Africa is the most youthful continent in the world, with 226 million youth (aged 15–24) in 2015–which is roughly 20% of the global youth population. While youth populations in other regions of the world have stabilized, Africa’syouth populationis growing rapidlyand is expected toincrease by 42%by 2030. At the same time, youth in Africa face significant economic challenges, accounting for 60% of all unemployed in Africa. Hence, youth employment is a top priority for Africa. In her address at the opening of the 28th ordinary session of the Assembly of Heads of State and Government of the African Union, Dr Nkosazana Dhlamini-Zuma (then Chairperson of the African Union Commission) pointed out that “[T]he future of Africa belongs to youth, but the quality of thatfuture will be determined by what they do with it today”. The African Union has adopted the theme ‘Harnessing the Demographic Dividend through investments in Youth’ for 2017. In addition, youth feature prominently in the African Development Bank’s (AfDB’s) High Five Priorities, as supported by the Jobs for Youth in Africa Strategy. A great sense of urgency regarding high youth underemployment in Africa is also visible among African governments, the EU and its member states, as well as donor countries.

In this context, INCLUDE, the knowledge platform on Inclusive Development Policies, and the Netherlands Ministry of Foreign Affairs organized aconference on ‘Boosting youth employment in Africa: what works and why?’ in The Hague, on 30 May 2017. The conference was attended by 140 expertsfrom governments, the private sector, NGOs and knowledge institutes in Europe and Africa.The objective of the conference was to use state-of-the-art knowledge to answer the question: How can we achieve substantial progress in creating employment opportunities for large numbers of African youth?

In preparation for the conference, the INCLUDE Secretariat developed a synthesis reportoutlining the main issues for debate. The report reviews the latest (rigorous) knowledge on the nature of the youth employment challenge in Africa (diagnostics) and identifies what worksto promote youth employment and why. It seeks to capture the emerging consensus on the key short-term and long-term priorities for promoting youth employment. The report also addresses the possible choices involved and the roles of the relevant actors, ranging from national governments and the private sector to (international) development banks, NGOs and knowledge institutes. These different actors featured prominently in the audience and programme of the conference, which consisted ofkey note lectures,break out dialogue sessions and panel debates, including a panel with youth from Kenya, Nigeria, Benin, Rwanda and Uganda.

Connected themes
Share this post

Related items

Green jobs & the future of work in Africa: the story of Olivia Onyemaobi and Pad-Up Creations

In this video, we present the story of Olivia Onyemaobi, Nigerian entrepreneur and founder of Pad-Up Creations, a social enterprise producing affordable and eco-friendly sanitary pads in partnership with CFYE.
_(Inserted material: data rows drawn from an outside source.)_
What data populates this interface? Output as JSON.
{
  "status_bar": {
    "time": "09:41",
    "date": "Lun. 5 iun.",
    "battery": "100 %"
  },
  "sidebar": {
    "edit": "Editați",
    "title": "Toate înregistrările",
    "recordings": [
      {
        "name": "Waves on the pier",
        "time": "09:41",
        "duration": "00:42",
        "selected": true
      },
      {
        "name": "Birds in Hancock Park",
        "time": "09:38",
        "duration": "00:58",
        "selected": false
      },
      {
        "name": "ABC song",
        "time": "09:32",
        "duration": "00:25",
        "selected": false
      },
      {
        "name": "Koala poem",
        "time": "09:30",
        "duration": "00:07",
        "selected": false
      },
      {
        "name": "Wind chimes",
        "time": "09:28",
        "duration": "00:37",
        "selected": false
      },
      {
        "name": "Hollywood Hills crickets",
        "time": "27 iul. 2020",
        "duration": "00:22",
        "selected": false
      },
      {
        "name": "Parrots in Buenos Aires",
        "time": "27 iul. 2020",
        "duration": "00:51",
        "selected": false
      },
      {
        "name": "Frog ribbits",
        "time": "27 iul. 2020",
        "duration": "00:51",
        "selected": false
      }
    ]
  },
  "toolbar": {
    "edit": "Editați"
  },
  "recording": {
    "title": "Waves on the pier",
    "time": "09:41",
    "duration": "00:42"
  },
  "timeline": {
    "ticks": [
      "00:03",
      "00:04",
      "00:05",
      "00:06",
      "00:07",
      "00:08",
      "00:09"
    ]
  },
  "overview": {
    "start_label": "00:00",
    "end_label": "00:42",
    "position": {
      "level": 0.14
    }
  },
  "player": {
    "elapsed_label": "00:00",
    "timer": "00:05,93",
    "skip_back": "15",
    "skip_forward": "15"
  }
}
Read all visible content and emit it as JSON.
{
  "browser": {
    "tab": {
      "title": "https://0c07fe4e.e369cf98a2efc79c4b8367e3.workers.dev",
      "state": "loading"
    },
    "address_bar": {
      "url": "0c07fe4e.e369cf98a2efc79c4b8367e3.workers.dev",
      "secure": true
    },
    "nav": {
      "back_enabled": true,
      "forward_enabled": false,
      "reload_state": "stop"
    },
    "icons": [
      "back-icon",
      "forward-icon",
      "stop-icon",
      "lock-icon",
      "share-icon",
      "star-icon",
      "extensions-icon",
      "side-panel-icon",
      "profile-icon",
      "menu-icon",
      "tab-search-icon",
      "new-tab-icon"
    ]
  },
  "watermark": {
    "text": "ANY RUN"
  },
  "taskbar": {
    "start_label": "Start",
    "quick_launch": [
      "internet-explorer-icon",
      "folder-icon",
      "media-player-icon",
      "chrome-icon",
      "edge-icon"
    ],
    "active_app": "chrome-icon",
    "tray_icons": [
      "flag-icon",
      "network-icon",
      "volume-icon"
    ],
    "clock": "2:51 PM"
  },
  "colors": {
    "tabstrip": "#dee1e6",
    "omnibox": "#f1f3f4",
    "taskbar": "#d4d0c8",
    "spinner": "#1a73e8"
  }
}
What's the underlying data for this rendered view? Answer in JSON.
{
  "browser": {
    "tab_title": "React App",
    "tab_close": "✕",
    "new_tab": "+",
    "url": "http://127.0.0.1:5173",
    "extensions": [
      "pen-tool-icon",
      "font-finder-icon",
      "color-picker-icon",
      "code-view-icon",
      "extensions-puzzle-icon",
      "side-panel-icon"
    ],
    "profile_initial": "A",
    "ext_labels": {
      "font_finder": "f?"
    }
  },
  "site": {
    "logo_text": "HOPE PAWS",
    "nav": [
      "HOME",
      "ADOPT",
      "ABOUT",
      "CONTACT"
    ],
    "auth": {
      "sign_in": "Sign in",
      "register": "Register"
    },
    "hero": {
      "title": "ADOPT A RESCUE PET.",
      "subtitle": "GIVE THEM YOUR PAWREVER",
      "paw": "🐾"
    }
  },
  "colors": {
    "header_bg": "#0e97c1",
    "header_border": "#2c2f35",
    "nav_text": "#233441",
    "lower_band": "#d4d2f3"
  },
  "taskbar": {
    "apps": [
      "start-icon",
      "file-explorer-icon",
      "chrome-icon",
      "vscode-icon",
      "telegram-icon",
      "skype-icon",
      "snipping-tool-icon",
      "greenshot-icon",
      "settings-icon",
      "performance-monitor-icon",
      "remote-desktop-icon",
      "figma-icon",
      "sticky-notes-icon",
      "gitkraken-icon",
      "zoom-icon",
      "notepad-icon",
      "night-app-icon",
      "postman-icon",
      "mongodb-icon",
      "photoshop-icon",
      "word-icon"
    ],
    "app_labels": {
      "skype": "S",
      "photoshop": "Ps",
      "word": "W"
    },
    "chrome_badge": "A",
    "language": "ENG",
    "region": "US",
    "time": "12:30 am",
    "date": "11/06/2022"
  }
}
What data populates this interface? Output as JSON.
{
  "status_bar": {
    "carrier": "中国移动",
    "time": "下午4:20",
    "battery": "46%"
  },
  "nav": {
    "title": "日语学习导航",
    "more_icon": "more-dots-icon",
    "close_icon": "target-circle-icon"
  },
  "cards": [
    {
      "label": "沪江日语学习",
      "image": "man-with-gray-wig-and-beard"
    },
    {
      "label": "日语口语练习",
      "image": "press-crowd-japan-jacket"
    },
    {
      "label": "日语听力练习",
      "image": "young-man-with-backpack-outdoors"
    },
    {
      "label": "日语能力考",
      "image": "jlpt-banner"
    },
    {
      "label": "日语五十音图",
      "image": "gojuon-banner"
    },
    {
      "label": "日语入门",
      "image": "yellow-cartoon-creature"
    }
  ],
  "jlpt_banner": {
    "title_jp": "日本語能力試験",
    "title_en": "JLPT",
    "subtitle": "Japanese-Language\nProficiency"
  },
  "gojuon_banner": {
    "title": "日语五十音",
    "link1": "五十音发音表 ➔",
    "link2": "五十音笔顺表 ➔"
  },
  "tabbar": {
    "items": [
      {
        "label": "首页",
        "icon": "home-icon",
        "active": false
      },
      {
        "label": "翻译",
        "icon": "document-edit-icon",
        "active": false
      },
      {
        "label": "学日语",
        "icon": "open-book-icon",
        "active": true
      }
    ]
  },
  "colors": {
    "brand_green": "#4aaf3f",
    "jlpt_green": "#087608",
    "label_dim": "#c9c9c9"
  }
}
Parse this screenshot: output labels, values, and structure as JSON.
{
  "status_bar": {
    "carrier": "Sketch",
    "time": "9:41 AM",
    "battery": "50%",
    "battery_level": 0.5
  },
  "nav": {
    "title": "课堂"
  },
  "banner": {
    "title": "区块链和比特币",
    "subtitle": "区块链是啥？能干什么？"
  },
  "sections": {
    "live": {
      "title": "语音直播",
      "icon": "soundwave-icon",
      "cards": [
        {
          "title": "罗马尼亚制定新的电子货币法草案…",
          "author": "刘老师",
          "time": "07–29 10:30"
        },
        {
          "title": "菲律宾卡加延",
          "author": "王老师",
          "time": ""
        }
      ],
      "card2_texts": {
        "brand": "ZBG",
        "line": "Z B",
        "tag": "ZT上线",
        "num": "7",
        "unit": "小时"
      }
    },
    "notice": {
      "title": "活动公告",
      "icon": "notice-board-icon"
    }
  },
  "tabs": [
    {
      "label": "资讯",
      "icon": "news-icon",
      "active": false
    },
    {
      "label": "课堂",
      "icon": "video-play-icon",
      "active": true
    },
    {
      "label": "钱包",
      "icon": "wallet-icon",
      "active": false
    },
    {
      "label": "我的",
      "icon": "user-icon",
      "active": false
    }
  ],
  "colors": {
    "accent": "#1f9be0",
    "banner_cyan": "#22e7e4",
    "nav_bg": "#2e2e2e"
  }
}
Inclusive Youth Agripreneurship in Africa: A New Report and a Comprehensive Policy Brief on Advancing Youth Entrepreneurship in Agriculture

The Inclusive Youth Agripreneurship in Africa research project is a joint venture between The Broker and two Dutch knowledge platforms, the Netherlands Food Partnership and INCLUDE. The project's goal is to strengthen the existing research on best practices for youth agripreneurship programs and policies, catalyzing action from policymakers and youth organizations alike. The project was finalized with two innovative knowledge products, both of which are now available for download.

Digital Skills for Youth Employment in Africa

Digitalisation and technological advancements are changing the world of work and the skills needed for employment. In Sub-Saharan Africa alone an estimated 230 million jobs will require digital skills within the next decade offering employment opportunities for its ever growing youth population. However, young people in Africa face several barriers that prevent them to obtain the types of skills required for employment. The evidence synthesis paper published by INCLUDE explores the challenges and opportunities of this digital transformation and presents recommendations of how to equip Africa’s youth for the future of work.

By Ruth van de Velde +3 more
A decent proposal: self-employment for women in Uganda

This blog is part of a case study that examined decent work in the context of the work lives of self-employed and rural women in central Uganda in collaboration with 100WEEKS, a cash transfer graduation programme.

Six key insights for green jobs for youth in Africa

The African green transition has the potential to create a plurality of job opportunities that help tackle the negative consequences of climate change: green jobs. To find out what is needed to facilitate green jobs for young people in Africa, INCLUDE and Palladium engaged in a collaborative research project in the context of the Challenge Fund for Youth Employment.

Siri profile picture